Review: Milestones of Space
by Jeff Foust
|The chapter on Friendship 7, for example, includes a sidebar about the spacecraft’s so-called “fourth orbit:” the world tour on the capsule NASA conducted in the months after John Glenn’s historic flight.|
The book is a collection of essays about those eleven key items from the museum’s collection, written primarily by the museum’s curators. These objects range from spacecraft like the shuttle Discovery and Friendship 7, to models and engineering replicas of other spacecraft like Skylab and Viking, to other components, including the F-1 engine and Neil Armstrong’s Apollo 11 spacesuit. Each chapter covers one of those eleven items, discussing its development and use, and sometimes how it became part of the museum’s collection.
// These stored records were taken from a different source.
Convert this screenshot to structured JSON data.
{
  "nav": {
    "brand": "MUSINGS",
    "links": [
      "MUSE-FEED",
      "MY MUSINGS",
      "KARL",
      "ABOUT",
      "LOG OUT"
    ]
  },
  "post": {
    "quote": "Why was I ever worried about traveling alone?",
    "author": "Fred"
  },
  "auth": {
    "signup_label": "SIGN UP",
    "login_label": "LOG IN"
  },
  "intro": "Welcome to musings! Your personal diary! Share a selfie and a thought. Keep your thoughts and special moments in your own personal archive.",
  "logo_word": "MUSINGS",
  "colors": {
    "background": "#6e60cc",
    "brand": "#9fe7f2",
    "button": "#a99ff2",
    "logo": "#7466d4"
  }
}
This approach sounds like a good way to describe these items, and their role in space history, to introductory audiences. It is, but the essays can also provide insights for those more familiar with these items and their heritage. The chapter on Friendship 7, for example, includes a sidebar about the spacecraft’s so-called “fourth orbit:” the world tour on the capsule NASA conducted in the months after John Glenn’s historic flight, attracting huge audiences but not widely remembered today. The discussion of Telstar goes beyond its technical accomplishments in providing the first live transatlantic television transmissions to the debate from that era on how that capability should be used: for education or entertainment? The essay on Armstrong’s suit goes into the challenges into trying to preserve that suit, 45 years after Apollo 11; the suit is no longer in display but instead is in climate-controlled storage as curators examine ways to display it without risking deterioration.
One question the book does raise is, why eleven? Why not profile ten or twelve or fifteen or some other number of artifacts? And why not include some other items in the museum’s collection, like the model of Explorer 1, America’s first satellite; or SpaceShipOne, the first privately-developed human spacecraft; both of which are found in the museum’s centerpiece gallery, Milestones of Flight? In the book’s foreward, the authors collectively write that “these iconic objects represent the major accomplishments and programs of the United States in space.” The fact that these items don’t make the cut is testament to the richness of the museum’s collection. Perhaps BuzzFeed can come to the rescue with a listicle along the lines of, perhaps, “32 Historic Objects That Didn’t Make it into the Milestones of Space Book”—provided, of course, they’re not busy listing celebrity non-lookalikes.